BEGIN

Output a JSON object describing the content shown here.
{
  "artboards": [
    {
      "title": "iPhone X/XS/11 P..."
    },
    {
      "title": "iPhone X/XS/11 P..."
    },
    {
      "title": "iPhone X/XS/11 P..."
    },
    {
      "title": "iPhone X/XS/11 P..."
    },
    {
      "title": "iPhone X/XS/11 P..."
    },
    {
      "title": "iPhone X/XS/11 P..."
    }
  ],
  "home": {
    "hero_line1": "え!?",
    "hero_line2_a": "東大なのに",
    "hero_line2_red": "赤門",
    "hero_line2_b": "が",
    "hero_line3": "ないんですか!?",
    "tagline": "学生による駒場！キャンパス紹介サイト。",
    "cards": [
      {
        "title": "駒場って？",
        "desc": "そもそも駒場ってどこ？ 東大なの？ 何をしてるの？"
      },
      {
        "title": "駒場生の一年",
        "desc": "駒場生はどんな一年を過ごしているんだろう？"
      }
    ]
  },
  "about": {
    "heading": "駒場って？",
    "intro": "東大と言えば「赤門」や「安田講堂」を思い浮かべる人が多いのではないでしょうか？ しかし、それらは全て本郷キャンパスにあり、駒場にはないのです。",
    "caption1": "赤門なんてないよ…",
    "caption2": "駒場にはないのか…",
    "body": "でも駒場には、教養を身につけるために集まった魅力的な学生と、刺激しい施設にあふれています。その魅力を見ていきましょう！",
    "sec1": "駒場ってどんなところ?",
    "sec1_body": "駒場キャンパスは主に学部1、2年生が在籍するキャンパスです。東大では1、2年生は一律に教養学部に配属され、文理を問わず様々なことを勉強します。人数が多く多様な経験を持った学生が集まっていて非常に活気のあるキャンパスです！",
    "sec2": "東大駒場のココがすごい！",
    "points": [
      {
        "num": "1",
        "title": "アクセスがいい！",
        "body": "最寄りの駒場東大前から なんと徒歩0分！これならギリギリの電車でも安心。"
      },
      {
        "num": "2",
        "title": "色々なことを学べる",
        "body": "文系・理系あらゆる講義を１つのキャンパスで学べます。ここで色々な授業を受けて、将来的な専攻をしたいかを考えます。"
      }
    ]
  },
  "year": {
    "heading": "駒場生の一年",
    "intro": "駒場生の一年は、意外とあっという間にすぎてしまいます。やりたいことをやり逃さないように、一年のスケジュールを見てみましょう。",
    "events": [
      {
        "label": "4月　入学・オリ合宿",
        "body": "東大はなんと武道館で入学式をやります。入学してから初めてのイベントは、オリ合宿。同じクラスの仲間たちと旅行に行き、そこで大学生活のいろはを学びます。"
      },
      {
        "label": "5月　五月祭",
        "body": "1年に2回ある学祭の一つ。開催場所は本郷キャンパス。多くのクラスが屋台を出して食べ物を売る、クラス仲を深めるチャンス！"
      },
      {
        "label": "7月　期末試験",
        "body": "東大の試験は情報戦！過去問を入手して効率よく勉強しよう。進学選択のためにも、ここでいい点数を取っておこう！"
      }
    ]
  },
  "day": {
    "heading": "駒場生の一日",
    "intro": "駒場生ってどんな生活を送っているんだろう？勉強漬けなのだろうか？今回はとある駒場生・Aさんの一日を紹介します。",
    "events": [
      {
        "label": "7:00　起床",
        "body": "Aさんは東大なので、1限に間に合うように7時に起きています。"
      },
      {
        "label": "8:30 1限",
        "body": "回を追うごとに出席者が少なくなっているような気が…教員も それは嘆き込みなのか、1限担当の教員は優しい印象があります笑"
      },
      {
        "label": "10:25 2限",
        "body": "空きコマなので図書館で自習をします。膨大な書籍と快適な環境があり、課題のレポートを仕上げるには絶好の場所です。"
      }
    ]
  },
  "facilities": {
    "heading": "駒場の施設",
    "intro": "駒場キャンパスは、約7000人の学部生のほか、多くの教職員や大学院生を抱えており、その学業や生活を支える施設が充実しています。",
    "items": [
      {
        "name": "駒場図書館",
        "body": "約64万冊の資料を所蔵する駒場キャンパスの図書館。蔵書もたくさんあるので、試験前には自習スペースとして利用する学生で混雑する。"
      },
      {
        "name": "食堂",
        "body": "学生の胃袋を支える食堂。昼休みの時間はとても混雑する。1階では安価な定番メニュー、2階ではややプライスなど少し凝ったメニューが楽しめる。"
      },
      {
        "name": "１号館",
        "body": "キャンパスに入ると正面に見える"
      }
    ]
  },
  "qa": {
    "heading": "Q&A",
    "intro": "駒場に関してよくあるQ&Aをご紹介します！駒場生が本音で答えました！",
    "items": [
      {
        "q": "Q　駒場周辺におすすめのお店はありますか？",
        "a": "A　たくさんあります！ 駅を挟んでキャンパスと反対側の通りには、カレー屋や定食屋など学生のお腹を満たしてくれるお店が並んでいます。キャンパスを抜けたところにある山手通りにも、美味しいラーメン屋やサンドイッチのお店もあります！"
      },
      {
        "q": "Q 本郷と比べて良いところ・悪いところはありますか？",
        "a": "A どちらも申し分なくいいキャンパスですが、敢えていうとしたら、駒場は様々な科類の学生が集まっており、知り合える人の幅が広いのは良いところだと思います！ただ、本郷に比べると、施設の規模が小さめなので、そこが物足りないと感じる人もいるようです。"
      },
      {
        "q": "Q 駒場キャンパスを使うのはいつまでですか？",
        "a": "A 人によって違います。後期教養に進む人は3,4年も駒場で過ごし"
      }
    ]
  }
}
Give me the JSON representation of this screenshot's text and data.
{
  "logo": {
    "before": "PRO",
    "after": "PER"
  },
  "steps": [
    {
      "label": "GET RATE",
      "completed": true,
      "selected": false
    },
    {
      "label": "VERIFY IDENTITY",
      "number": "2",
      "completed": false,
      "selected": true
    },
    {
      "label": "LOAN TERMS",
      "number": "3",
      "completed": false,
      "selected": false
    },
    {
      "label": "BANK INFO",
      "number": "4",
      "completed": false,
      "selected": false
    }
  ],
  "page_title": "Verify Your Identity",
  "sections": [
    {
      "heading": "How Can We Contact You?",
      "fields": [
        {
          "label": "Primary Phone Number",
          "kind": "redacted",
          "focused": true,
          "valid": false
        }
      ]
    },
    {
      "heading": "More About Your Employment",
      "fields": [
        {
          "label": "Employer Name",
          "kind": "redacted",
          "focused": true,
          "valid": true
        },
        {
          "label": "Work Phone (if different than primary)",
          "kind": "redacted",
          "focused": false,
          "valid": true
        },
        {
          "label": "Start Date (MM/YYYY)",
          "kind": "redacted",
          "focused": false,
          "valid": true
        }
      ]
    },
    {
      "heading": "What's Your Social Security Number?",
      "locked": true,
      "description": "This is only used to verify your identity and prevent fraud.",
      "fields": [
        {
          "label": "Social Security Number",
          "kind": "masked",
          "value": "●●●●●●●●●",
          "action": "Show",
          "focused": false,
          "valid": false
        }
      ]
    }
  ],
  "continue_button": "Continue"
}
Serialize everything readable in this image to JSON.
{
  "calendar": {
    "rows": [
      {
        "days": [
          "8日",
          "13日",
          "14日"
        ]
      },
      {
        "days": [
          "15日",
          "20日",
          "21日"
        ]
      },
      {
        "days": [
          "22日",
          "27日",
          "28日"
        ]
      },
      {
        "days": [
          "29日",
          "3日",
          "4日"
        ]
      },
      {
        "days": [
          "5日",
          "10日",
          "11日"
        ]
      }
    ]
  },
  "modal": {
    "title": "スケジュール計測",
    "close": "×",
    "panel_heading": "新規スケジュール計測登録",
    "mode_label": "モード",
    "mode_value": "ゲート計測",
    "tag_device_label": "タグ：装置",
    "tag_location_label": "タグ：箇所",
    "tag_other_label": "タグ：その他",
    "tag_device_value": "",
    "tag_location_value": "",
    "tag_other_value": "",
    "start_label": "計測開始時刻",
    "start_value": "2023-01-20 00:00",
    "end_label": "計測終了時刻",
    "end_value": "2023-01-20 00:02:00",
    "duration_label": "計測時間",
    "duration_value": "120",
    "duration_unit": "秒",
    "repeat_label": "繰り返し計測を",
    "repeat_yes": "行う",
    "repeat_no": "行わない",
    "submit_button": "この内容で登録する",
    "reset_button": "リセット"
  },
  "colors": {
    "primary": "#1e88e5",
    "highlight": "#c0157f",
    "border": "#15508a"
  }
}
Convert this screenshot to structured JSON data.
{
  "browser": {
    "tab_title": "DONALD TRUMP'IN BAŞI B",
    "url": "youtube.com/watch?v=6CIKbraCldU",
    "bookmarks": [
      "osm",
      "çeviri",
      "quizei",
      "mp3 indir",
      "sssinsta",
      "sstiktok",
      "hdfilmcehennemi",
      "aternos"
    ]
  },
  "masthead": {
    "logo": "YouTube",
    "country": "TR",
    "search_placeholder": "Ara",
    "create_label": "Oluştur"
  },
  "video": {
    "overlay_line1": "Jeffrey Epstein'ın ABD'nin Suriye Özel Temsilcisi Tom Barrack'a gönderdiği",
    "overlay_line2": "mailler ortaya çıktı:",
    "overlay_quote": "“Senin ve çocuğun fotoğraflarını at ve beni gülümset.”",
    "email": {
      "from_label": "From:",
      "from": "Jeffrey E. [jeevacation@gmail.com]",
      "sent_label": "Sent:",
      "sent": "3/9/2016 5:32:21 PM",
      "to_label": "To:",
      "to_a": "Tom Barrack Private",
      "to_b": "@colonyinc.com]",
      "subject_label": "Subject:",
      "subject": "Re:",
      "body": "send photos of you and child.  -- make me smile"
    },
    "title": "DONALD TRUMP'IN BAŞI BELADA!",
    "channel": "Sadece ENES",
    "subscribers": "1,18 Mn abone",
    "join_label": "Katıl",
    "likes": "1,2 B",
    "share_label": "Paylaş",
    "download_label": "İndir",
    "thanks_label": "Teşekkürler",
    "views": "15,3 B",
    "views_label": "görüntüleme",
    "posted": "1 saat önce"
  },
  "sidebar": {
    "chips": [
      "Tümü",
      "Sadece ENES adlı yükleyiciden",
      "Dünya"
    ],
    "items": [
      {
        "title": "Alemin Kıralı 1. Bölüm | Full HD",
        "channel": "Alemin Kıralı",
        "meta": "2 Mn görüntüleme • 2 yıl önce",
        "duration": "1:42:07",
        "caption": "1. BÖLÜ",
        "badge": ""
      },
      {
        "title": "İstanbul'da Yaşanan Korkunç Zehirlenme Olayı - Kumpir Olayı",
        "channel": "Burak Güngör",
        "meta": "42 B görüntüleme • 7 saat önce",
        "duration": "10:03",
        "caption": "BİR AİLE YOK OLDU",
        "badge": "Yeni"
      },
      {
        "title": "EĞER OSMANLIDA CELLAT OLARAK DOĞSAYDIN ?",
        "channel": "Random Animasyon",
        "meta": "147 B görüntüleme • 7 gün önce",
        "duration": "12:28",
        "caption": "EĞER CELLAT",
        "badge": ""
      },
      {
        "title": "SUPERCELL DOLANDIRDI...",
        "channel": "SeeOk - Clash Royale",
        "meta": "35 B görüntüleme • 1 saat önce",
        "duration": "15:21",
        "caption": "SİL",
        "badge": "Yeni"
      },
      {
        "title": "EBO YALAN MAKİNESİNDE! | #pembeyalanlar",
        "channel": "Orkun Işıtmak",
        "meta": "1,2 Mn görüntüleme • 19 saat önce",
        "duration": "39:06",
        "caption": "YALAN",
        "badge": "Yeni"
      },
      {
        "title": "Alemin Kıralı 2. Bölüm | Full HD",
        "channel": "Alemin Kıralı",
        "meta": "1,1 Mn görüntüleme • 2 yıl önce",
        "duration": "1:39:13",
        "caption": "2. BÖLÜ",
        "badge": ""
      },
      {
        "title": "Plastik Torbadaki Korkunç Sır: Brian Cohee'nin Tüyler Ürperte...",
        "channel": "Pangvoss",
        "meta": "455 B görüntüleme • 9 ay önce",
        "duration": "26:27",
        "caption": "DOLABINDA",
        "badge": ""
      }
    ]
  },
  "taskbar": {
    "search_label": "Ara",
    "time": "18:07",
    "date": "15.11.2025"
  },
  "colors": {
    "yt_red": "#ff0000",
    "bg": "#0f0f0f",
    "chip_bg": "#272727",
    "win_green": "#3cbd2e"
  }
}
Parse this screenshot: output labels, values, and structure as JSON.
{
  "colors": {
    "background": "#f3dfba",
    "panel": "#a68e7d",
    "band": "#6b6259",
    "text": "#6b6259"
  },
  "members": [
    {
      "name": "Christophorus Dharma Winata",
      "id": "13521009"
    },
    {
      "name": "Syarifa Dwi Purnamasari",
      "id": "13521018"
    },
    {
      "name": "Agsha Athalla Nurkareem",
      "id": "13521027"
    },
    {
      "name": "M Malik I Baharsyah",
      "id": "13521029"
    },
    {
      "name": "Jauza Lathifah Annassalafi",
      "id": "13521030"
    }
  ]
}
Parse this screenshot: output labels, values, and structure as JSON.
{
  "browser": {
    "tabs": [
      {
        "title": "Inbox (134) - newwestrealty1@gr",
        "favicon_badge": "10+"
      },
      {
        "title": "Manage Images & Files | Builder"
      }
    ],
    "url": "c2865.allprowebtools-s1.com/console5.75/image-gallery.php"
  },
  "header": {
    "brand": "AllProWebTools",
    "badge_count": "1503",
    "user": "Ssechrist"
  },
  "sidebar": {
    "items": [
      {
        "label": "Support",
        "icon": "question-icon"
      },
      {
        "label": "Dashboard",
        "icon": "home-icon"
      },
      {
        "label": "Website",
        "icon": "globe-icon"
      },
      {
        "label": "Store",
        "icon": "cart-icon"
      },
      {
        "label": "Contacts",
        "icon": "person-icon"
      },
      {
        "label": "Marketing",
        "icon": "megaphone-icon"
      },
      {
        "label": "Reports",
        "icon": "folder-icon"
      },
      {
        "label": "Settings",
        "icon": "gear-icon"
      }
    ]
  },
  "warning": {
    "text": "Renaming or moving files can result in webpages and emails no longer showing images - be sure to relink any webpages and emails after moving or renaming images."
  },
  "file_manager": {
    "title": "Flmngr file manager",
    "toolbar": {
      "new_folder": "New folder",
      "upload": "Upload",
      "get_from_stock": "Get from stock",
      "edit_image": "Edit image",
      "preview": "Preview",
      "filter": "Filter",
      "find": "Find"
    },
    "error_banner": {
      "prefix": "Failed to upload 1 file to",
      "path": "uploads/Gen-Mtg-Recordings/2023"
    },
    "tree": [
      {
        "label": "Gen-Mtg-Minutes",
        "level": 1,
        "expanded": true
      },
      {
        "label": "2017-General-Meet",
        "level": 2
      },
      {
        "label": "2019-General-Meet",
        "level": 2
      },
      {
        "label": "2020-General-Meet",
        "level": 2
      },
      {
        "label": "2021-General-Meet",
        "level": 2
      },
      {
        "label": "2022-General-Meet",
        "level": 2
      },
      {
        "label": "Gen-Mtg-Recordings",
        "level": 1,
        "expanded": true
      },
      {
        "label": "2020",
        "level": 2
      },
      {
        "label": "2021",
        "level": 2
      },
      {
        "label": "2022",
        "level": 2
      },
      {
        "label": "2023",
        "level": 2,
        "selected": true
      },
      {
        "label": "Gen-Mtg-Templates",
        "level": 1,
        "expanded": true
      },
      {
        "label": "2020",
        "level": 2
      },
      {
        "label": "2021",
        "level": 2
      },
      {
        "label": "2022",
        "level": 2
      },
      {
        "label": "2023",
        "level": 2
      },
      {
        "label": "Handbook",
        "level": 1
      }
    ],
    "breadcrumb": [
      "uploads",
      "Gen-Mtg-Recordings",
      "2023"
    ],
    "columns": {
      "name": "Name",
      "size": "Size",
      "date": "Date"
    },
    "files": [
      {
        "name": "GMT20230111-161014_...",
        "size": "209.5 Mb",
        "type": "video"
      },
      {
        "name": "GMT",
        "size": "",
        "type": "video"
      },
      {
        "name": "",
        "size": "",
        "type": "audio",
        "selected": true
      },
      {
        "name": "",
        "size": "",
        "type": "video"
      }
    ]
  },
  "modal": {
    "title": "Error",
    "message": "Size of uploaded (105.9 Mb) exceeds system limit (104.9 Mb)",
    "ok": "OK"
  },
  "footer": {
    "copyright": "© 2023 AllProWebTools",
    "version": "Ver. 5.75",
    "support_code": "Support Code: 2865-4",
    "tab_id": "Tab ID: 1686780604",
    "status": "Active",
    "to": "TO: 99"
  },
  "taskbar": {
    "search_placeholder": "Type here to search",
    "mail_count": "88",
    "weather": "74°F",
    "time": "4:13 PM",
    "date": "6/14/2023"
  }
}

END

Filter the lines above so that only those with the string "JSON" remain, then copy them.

**OUTPUT:**
Output a JSON object describing the content shown here.
Give me the JSON representation of this screenshot's text and data.
Serialize everything readable in this image to JSON.
Convert this screenshot to structured JSON data.
Parse this screenshot: output labels, values, and structure as JSON.
Parse this screenshot: output labels, values, and structure as JSON.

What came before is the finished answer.